▶ [EXERCISE DATA]
--------------------

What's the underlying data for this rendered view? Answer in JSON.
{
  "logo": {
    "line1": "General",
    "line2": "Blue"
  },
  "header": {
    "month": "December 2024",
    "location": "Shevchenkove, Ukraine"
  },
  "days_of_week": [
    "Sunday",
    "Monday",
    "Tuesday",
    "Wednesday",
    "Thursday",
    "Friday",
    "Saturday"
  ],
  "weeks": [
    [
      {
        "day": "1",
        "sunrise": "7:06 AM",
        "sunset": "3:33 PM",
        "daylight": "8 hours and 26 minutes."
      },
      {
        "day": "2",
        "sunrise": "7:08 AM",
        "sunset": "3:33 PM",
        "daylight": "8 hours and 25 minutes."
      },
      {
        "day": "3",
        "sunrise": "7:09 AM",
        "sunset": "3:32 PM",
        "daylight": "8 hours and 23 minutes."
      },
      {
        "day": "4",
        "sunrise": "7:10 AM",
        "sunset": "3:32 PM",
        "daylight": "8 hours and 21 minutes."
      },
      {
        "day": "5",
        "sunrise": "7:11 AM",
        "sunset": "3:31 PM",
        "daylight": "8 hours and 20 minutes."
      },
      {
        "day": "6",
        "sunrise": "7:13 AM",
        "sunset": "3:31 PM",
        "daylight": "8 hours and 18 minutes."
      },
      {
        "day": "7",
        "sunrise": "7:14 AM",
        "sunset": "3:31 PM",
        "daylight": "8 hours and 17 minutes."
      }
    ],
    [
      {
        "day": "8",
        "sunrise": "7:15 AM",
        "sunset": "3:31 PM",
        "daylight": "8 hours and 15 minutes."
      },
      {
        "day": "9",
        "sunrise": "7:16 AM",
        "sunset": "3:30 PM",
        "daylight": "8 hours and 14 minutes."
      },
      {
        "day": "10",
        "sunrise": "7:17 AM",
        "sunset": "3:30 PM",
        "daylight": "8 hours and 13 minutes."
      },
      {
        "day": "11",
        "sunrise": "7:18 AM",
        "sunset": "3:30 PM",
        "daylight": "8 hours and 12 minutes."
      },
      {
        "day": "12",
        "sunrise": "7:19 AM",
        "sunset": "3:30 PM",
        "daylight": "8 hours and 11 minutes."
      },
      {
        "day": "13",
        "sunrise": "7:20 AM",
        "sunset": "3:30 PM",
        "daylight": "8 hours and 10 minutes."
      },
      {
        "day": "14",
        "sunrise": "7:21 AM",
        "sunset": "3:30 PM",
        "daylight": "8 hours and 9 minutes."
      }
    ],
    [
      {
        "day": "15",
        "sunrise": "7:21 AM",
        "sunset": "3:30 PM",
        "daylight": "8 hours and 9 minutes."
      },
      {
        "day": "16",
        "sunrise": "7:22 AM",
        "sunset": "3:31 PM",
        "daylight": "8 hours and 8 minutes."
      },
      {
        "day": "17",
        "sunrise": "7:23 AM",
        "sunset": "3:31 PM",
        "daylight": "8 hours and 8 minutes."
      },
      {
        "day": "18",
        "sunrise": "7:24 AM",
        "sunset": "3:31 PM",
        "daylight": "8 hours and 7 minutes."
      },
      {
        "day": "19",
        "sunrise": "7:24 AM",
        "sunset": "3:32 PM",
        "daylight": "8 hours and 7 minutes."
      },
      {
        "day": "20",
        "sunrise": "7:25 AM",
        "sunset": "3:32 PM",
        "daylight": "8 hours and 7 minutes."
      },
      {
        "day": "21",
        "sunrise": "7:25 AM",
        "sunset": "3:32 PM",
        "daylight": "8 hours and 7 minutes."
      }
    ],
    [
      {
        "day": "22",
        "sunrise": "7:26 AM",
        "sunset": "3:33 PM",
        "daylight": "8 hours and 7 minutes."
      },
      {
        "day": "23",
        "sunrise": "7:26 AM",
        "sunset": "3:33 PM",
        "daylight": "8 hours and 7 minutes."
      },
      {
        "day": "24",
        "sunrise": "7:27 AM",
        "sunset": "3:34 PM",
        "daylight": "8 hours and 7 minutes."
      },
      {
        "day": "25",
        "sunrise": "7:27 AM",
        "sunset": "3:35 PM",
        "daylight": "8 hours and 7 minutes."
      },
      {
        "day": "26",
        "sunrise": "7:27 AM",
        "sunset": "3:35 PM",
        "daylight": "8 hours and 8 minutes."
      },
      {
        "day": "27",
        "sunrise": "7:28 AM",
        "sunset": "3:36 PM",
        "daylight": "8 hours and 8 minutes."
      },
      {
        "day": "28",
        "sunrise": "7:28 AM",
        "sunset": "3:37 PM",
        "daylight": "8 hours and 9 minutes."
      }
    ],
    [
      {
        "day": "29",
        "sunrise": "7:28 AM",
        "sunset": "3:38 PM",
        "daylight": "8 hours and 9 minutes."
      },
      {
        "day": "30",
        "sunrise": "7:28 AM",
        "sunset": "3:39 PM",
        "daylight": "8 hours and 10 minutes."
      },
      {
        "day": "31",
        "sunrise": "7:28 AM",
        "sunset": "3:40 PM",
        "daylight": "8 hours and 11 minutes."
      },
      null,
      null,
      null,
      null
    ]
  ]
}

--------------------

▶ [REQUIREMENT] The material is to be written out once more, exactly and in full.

▶ [REPLY TO THE TASK]
What's the underlying data for this rendered view? Answer in JSON.
{
  "logo": {
    "line1": "General",
    "line2": "Blue"
  },
  "header": {
    "month": "December 2024",
    "location": "Shevchenkove, Ukraine"
  },
  "days_of_week": [
    "Sunday",
    "Monday",
    "Tuesday",
    "Wednesday",
    "Thursday",
    "Friday",
    "Saturday"
  ],
  "weeks": [
    [
      {
        "day": "1",
        "sunrise": "7:06 AM",
        "sunset": "3:33 PM",
        "daylight": "8 hours and 26 minutes."
      },
      {
        "day": "2",
        "sunrise": "7:08 AM",
        "sunset": "3:33 PM",
        "daylight": "8 hours and 25 minutes."
      },
      {
        "day": "3",
        "sunrise": "7:09 AM",
        "sunset": "3:32 PM",
        "daylight": "8 hours and 23 minutes."
      },
      {
        "day": "4",
        "sunrise": "7:10 AM",
        "sunset": "3:32 PM",
        "daylight": "8 hours and 21 minutes."
      },
      {
        "day": "5",
        "sunrise": "7:11 AM",
        "sunset": "3:31 PM",
        "daylight": "8 hours and 20 minutes."
      },
      {
        "day": "6",
        "sunrise": "7:13 AM",
        "sunset": "3:31 PM",
        "daylight": "8 hours and 18 minutes."
      },
      {
        "day": "7",
        "sunrise": "7:14 AM",
        "sunset": "3:31 PM",
        "daylight": "8 hours and 17 minutes."
      }
    ],
    [
      {
        "day": "8",
        "sunrise": "7:15 AM",
        "sunset": "3:31 PM",
        "daylight": "8 hours and 15 minutes."
      },
      {
        "day": "9",
        "sunrise": "7:16 AM",
        "sunset": "3:30 PM",
        "daylight": "8 hours and 14 minutes."
      },
      {
        "day": "10",
        "sunrise": "7:17 AM",
        "sunset": "3:30 PM",
        "daylight": "8 hours and 13 minutes."
      },
      {
        "day": "11",
        "sunrise": "7:18 AM",
        "sunset": "3:30 PM",
        "daylight": "8 hours and 12 minutes."
      },
      {
        "day": "12",
        "sunrise": "7:19 AM",
        "sunset": "3:30 PM",
        "daylight": "8 hours and 11 minutes."
      },
      {
        "day": "13",
        "sunrise": "7:20 AM",
        "sunset": "3:30 PM",
        "daylight": "8 hours and 10 minutes."
      },
      {
        "day": "14",
        "sunrise": "7:21 AM",
        "sunset": "3:30 PM",
        "daylight": "8 hours and 9 minutes."
      }
    ],
    [
      {
        "day": "15",
        "sunrise": "7:21 AM",
        "sunset": "3:30 PM",
        "daylight": "8 hours and 9 minutes."
      },
      {
        "day": "16",
        "sunrise": "7:22 AM",
        "sunset": "3:31 PM",
        "daylight": "8 hours and 8 minutes."
      },
      {
        "day": "17",
        "sunrise": "7:23 AM",
        "sunset": "3:31 PM",
        "daylight": "8 hours and 8 minutes."
      },
      {
        "day": "18",
        "sunrise": "7:24 AM",
        "sunset": "3:31 PM",
        "daylight": "8 hours and 7 minutes."
      },
      {
        "day": "19",
        "sunrise": "7:24 AM",
        "sunset": "3:32 PM",
        "daylight": "8 hours and 7 minutes."
      },
      {
        "day": "20",
        "sunrise": "7:25 AM",
        "sunset": "3:32 PM",
        "daylight": "8 hours and 7 minutes."
      },
      {
        "day": "21",
        "sunrise": "7:25 AM",
        "sunset": "3:32 PM",
        "daylight": "8 hours and 7 minutes."
      }
    ],
    [
      {
        "day": "22",
        "sunrise": "7:26 AM",
        "sunset": "3:33 PM",
        "daylight": "8 hours and 7 minutes."
      },
      {
        "day": "23",
        "sunrise": "7:26 AM",
        "sunset": "3:33 PM",
        "daylight": "8 hours and 7 minutes."
      },
      {
        "day": "24",
        "sunrise": "7:27 AM",
        "sunset": "3:34 PM",
        "daylight": "8 hours and 7 minutes."
      },
      {
        "day": "25",
        "sunrise": "7:27 AM",
        "sunset": "3:35 PM",
        "daylight": "8 hours and 7 minutes."
      },
      {
        "day": "26",
        "sunrise": "7:27 AM",
        "sunset": "3:35 PM",
        "daylight": "8 hours and 8 minutes."
      },
      {
        "day": "27",
        "sunrise": "7:28 AM",
        "sunset": "3:36 PM",
        "daylight": "8 hours and 8 minutes."
      },
      {
        "day": "28",
        "sunrise": "7:28 AM",
        "sunset": "3:37 PM",
        "daylight": "8 hours and 9 minutes."
      }
    ],
    [
      {
        "day": "29",
        "sunrise": "7:28 AM",
        "sunset": "3:38 PM",
        "daylight": "8 hours and 9 minutes."
      },
      {
        "day": "30",
        "sunrise": "7:28 AM",
        "sunset": "3:39 PM",
        "daylight": "8 hours and 10 minutes."
      },
      {
        "day": "31",
        "sunrise": "7:28 AM",
        "sunset": "3:40 PM",
        "daylight": "8 hours and 11 minutes."
      },
      null,
      null,
      null,
      null
    ]
  ]
}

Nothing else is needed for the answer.